In this series of lessons we are all excited to learn about Mongolia’s amazing Throat singing traditions and skills.
In Mongolia, classical throat singing and playing of the “whoor” ( Mongolia’s version of a guitar) is taught at various universities and the children were amazed at the beauty and variety of sounds and versions of singing that can be made with the throat, including throat whistling and chest whistling!
Many fascinating you tube clips were viewed and discussed with the focus on Mongolia’s traditions and how we need to put ourselves in their “shoes” to truly understand significant differences in cultures and to be respectful of them.
We also studied the traditional customs of Mongolia and the students came to the realisation they have many customs that are similar to our own.
For example- inviting guests to eat and drink when they visit homes and respecting their elders.
This fortnight in Cultural Studies we are learning about traditional Mongolian clothes and the beautiful Gers/Yerts/Yurts that they live within Mongolia!
The Year 1,2,and 3 classes have been comparing their winter clothes with that of Mongolian clothes and we all agree that they really know how to keep warm on the frigid cold winters of Mongolia.
They year 4,5 and 6 classes have also been taking a detailed look at what they have learnt this year and reflected on information that has made an impact on their depth of understandings within the cultures of the countries we have covered this year.
It was very rewarding for me as their teacher to read the evidence of their learning and see their maturing outlook on becoming tolerant, aware and respectful of different cultures and their respective traditions.
Above are some of the samples of their work. In reflection, the students have remembered and discovered so many different facets of Asia and made their learning a growing part of their developing cultural awareness.

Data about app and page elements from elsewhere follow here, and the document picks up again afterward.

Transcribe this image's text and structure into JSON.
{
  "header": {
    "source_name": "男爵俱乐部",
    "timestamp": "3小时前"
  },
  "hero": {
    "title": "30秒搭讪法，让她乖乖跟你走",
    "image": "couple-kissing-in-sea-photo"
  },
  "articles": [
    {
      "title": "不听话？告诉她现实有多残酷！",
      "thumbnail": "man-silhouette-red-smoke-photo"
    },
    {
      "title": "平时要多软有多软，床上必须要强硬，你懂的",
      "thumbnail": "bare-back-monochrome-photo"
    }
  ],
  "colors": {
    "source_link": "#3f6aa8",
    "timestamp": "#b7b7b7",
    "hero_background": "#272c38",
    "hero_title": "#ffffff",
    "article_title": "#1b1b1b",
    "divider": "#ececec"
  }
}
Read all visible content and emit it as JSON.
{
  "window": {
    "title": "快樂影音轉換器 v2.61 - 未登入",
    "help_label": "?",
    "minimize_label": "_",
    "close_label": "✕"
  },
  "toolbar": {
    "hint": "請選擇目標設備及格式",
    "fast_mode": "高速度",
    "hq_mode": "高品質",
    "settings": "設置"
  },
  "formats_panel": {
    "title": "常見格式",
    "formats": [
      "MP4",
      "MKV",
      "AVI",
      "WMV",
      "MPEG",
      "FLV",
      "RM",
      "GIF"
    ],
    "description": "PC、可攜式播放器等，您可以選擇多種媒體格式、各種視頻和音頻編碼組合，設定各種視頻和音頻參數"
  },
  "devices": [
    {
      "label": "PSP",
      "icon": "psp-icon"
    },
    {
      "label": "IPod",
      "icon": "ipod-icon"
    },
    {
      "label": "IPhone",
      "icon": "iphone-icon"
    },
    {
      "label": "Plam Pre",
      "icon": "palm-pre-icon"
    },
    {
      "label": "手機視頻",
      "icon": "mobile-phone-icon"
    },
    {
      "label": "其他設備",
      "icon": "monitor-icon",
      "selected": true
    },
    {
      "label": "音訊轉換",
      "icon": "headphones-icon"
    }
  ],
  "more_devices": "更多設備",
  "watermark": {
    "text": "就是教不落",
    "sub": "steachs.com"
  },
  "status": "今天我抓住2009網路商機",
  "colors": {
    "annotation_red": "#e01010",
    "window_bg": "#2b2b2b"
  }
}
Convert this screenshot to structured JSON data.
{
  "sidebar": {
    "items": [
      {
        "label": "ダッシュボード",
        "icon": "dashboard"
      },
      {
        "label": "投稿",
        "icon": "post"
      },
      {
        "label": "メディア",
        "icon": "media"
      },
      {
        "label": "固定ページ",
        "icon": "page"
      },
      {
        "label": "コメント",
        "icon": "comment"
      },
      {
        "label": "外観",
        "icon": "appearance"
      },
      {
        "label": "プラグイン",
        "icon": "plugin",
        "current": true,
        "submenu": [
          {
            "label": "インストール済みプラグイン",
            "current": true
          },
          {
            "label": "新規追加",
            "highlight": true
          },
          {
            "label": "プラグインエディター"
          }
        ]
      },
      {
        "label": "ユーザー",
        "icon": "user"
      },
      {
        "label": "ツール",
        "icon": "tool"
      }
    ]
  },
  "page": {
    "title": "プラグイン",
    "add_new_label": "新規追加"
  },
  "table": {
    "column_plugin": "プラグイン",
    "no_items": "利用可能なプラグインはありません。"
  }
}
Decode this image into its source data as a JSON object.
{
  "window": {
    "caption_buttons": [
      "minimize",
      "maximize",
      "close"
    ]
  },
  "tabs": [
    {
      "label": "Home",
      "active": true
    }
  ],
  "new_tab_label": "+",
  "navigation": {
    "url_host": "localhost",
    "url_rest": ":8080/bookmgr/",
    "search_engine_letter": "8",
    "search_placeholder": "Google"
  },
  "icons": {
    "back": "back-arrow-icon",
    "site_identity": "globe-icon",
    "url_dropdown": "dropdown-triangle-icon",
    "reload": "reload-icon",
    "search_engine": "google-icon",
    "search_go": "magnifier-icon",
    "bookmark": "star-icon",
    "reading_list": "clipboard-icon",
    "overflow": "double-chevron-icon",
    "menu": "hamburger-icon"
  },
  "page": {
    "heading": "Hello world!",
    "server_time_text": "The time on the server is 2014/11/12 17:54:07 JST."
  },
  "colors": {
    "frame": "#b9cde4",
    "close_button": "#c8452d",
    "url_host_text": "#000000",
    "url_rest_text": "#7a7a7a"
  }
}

This fortnight the students at St Emilie’s had the wonderful opportunity to display their weeks of hard work and learning discoveries in our India Expo in the hall on Wednesday.
It was a really special evening where our year 6 guides were able to take visitors through the distinctive learning opportunities and cultural understandings that we have studied this term.
Bringing the Australian Curriculum to families has been a wonderful experience for us all!
This fortnight we are busy preparing for our open night extravaganza in week 9!
Each year level will be showcasing a cultural aspect from India that they have learnt this term and will display their understandings in a visual arts display!
This fortnight in Cultural Studies we have investigated the variability of art in the Philippines.
A highlight of our learning has been the ability of our students to compare and describe their past knowledge of the beliefs and practises of the countries we have studied, like Thailand and Japan, and confidently comparing them with what we are learning about the Philippines today.I am always impressed with the insightful and thoughtful contributions of our students as this highlights the depth of their learning regarding their cultural understandings.
Year 1,2 & 3 students learnt about and made the beautiful Sarimanok Bird and its symbol of representing good luck in the Philippines.
Our Senior classes, years 4,5 & 6 learnt about the Parol star and its significance at Christmas time. We discussed the comparisons between our Christmas and the Philippino traditions.
This fun filled fortnight, we have learnt about some of the sensational animals that are distinctive to Asia and the Philippines in particular.
We were surprised to discover some beautiful animals such as the Philippines eagle is critically endangered and in need of care in sanctuaries and zoos in the Philippines in order for the species to survive extinction.
We talked about the importance of conservation and deforestation and the beauty of the tropical climate in the Philippines.
This fortnight we are learning all about the fascinating diversity of foods in the Philippines.
Historically, the Spanish, who colonised the Philippine islands, significantly influenced their cultural dishes and spice combinations, which, along with their own classic dishes, has created rich diversity in the Philippines today.